Took this when I was trying on all of my clothes from the previous summer. Hardly kept a thing!
Then I moved across the state and started a new job. A great job, but an extremely stressful job, with too many hours, too much stress, and no outlet. With my college routine shot to pieces, I scrabbled to make something resembling a new routine and clung on with both hands, managing to only gain 10 pounds of it back throughout the next year. But I knew that I was unhappy and incredibly unhealthy mentally, and I needed to make a change. I moved back across the state to Sioux Falls and managed to snag my dream job at a company that, finally, valued people more than profit. Finally, I was at a place where I could focus on getting healthy, in so many different ways.
Choosing Health vs. Weight
But sometimes you have to choose what you want to heal. And this time, I chose to heal my self mentally. Starting in March last year, I began a weekly counseling schedule to finally tackle the PTSD issues I had been for so long ignoring. This was the hardest thing I have ever had to do, and I turned to an old friend to comfort me… food. This time in the form of Swedish fish or Oreo McFlurries. Don’t ask my why, but after a difficult counseling session or the triggers that I simply couldn’t ignore any longer, all I wanted was comfort food. That would help me. And help myself I did.
Over the last summer and fall, I gained 20 pounds, putting me within shooting range of my highest weight ever. But this time, it was different. Sure, I was uncomfortable. But this time, I wasn’t on pain medication. This time, I was in a healthy relationship. This time, I was in a healthy environment. Most of all, this time, I was in control. It didn’t always feel like it, but I knew I was doing what needed to be done. I wasn’t happy turning to food. But I was happier with myself overall. I knew I was headed in the right direction, even if the weight gain was a bit of a detour. My destination was sound.
I have made lots of lifestyle changes, sure, but I think the biggest change happened long before my moment of motivation in January.
The harsh comment came in on the beard photo from my Christmas Photobooth. But seriously, how many chicks can rock a Santa beard? Im going to go with “nailed it!”

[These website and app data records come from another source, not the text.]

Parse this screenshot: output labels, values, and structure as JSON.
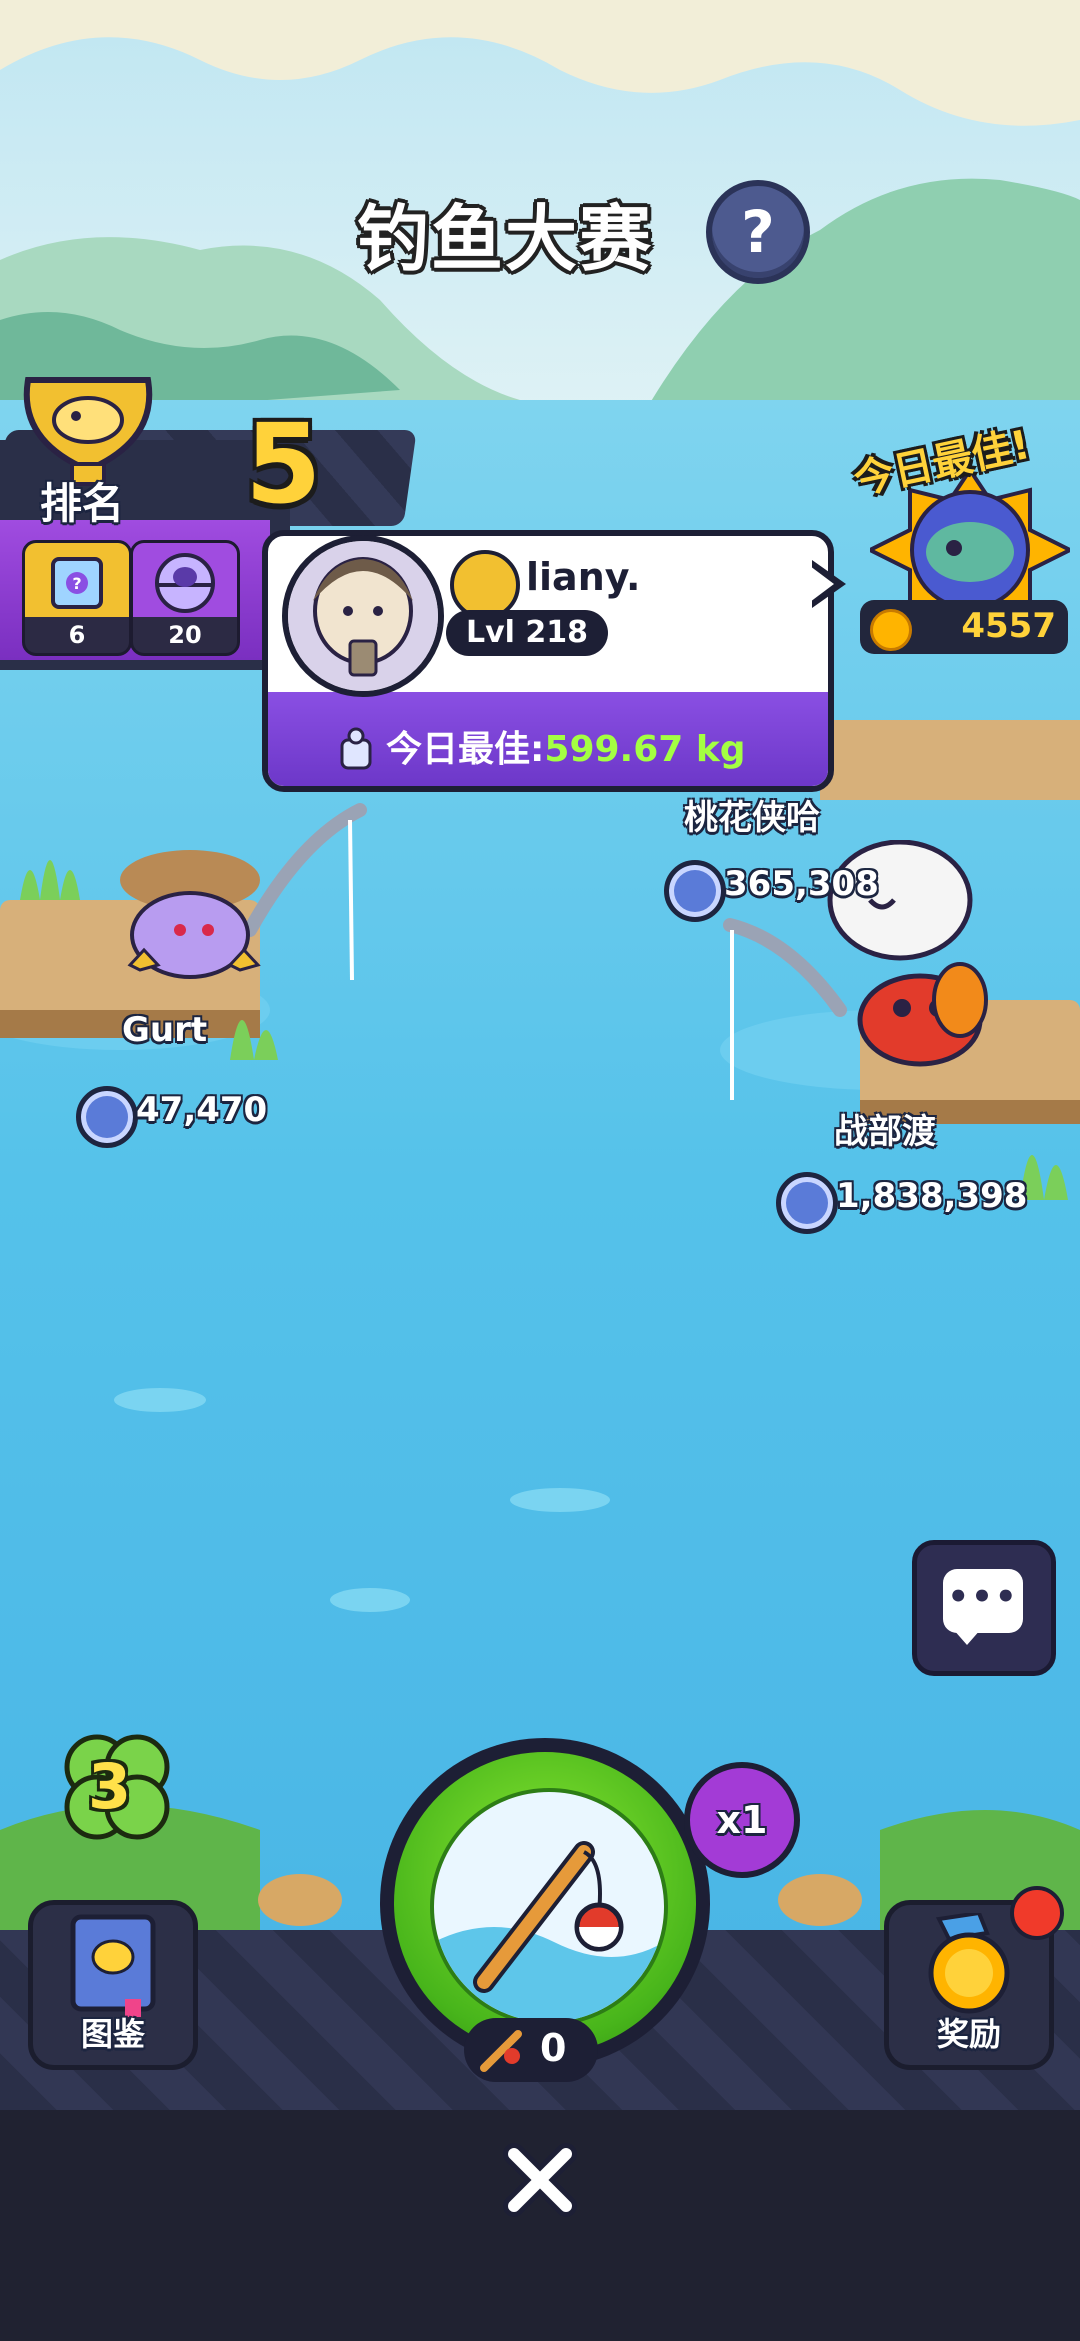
{
  "header": {
    "title": "钓鱼大赛",
    "help_icon": "?"
  },
  "ranking": {
    "label": "排名",
    "position": "5",
    "items": [
      {
        "icon": "mystery-box-icon",
        "count": "6"
      },
      {
        "icon": "capsule-icon",
        "count": "20"
      }
    ]
  },
  "player_card": {
    "username": "liany.",
    "level": "Lvl 218",
    "best_label": "今日最佳:",
    "best_value": "599.67 kg"
  },
  "today_best": {
    "label": "今日最佳!",
    "coins": "4557"
  },
  "players": [
    {
      "name": "Gurt",
      "score": "47,470"
    },
    {
      "name": "桃花侠哈",
      "score": "365,308"
    },
    {
      "name": "战部渡",
      "score": "1,838,398"
    }
  ],
  "controls": {
    "clover_count": "3",
    "collection_label": "图鉴",
    "rewards_label": "奖励",
    "multiplier": "x1",
    "bait_count": "0"
  },
  "colors": {
    "water": "#5ec6ea",
    "accent_green": "#48b51b",
    "gold": "#ffd23a",
    "panel_dark": "#2a2f48",
    "purple": "#8a4fe3",
    "best_value": "#a4ff42"
  }
}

Even through he was right and I had gained a lot of weight… I still really enjoyed these photos, and for once was able to see me and not my weight.

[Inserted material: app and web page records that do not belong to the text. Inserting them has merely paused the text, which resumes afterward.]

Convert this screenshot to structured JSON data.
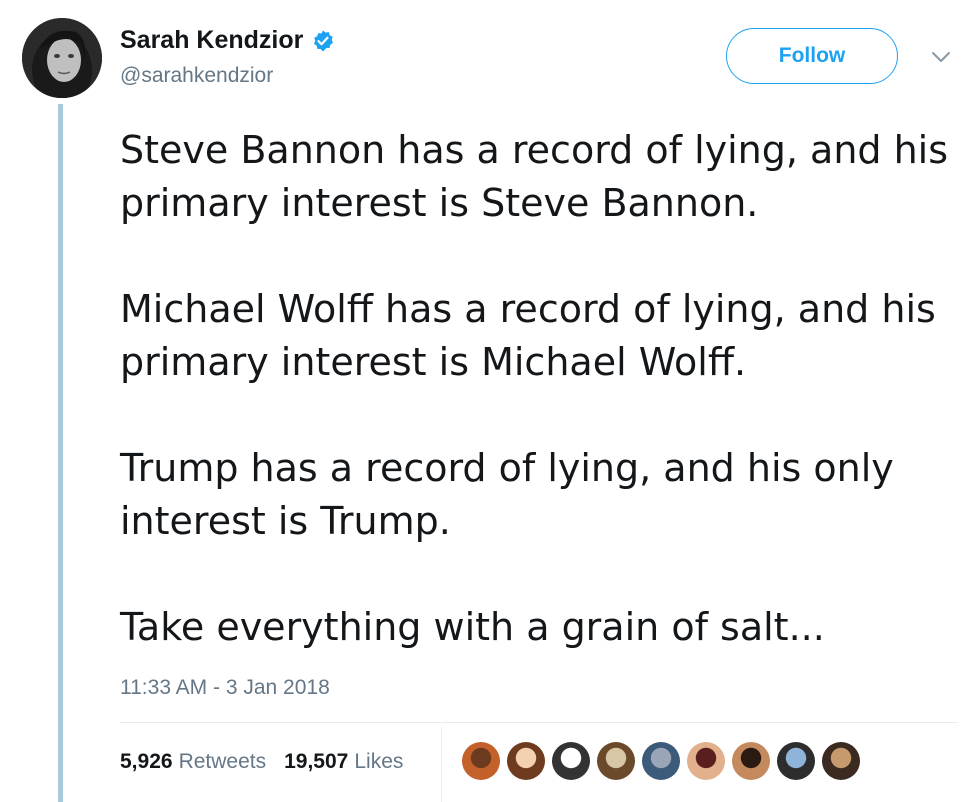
{
  "user": {
    "name": "Sarah Kendzior",
    "handle": "@sarahkendzior",
    "avatar_icon": "profile-photo",
    "verified_icon": "verified-badge-icon",
    "verified_color": "#1da1f2"
  },
  "actions": {
    "follow_label": "Follow",
    "menu_icon": "chevron-down-icon"
  },
  "tweet": {
    "paragraphs": [
      "Steve Bannon has a record of lying, and his primary interest is Steve Bannon.",
      "Michael Wolff has a record of lying, and his primary interest is Michael Wolff.",
      "Trump has a record of lying, and his only interest is Trump.",
      "Take everything with a grain of salt..."
    ],
    "timestamp": "11:33 AM - 3 Jan 2018"
  },
  "stats": {
    "retweets_count": "5,926",
    "retweets_label": "Retweets",
    "likes_count": "19,507",
    "likes_label": "Likes"
  },
  "likers": [
    {
      "colors": [
        "#6b3a1f",
        "#c4612a"
      ]
    },
    {
      "colors": [
        "#f3d1b0",
        "#6e3b1e"
      ]
    },
    {
      "colors": [
        "#ffffff",
        "#333333"
      ]
    },
    {
      "colors": [
        "#d8c7a6",
        "#6a4a2a"
      ]
    },
    {
      "colors": [
        "#9aa6b8",
        "#3c5a7a"
      ]
    },
    {
      "colors": [
        "#5a1e1e",
        "#e2b08c"
      ]
    },
    {
      "colors": [
        "#2a1a12",
        "#c48a5e"
      ]
    },
    {
      "colors": [
        "#8fb3d9",
        "#2d2d2d"
      ]
    },
    {
      "colors": [
        "#c79a6e",
        "#3a2a20"
      ]
    }
  ],
  "theme": {
    "accent": "#1da1f2",
    "muted_text": "#657786",
    "thread_line": "#a9c9dc"
  }
}
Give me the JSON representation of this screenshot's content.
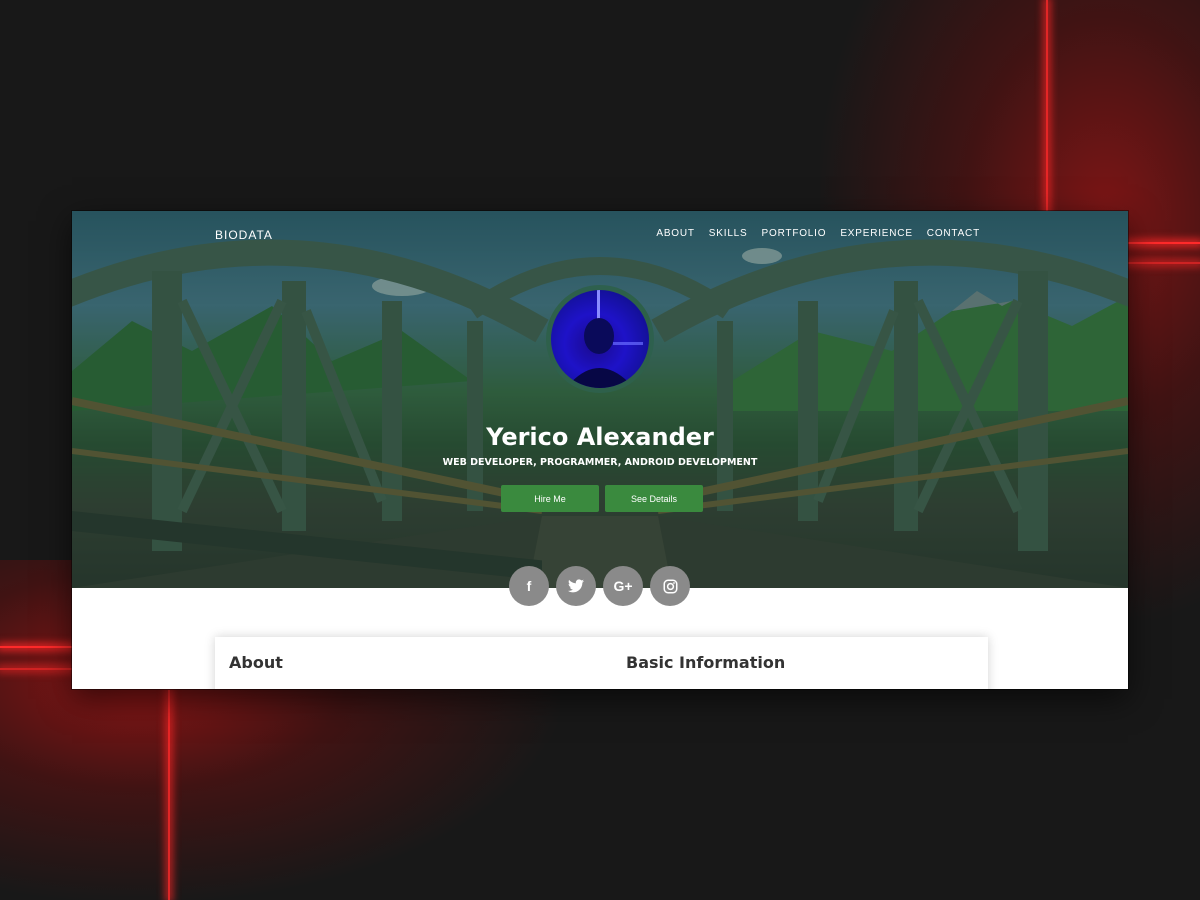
{
  "site": {
    "brand": "BIODATA",
    "nav": [
      "ABOUT",
      "SKILLS",
      "PORTFOLIO",
      "EXPERIENCE",
      "CONTACT"
    ]
  },
  "hero": {
    "name": "Yerico Alexander",
    "tagline": "WEB DEVELOPER, PROGRAMMER, ANDROID DEVELOPMENT",
    "buttons": {
      "hire": "Hire Me",
      "details": "See Details"
    }
  },
  "socials": [
    {
      "icon": "facebook-icon",
      "glyph": "f"
    },
    {
      "icon": "twitter-icon",
      "glyph": ""
    },
    {
      "icon": "google-plus-icon",
      "glyph": "G+"
    },
    {
      "icon": "instagram-icon",
      "glyph": ""
    }
  ],
  "sections": {
    "about_title": "About",
    "basic_title": "Basic Information"
  },
  "colors": {
    "accent": "#3a8a3e",
    "social_bg": "#8a8a8a",
    "backdrop_glow": "#e01818"
  }
}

It happened when I identified that I was getting healthier, even if I was physically gaining weight. I started taking steps towards my unhealthy weight relationship breakup long before I made the physical changes that show it.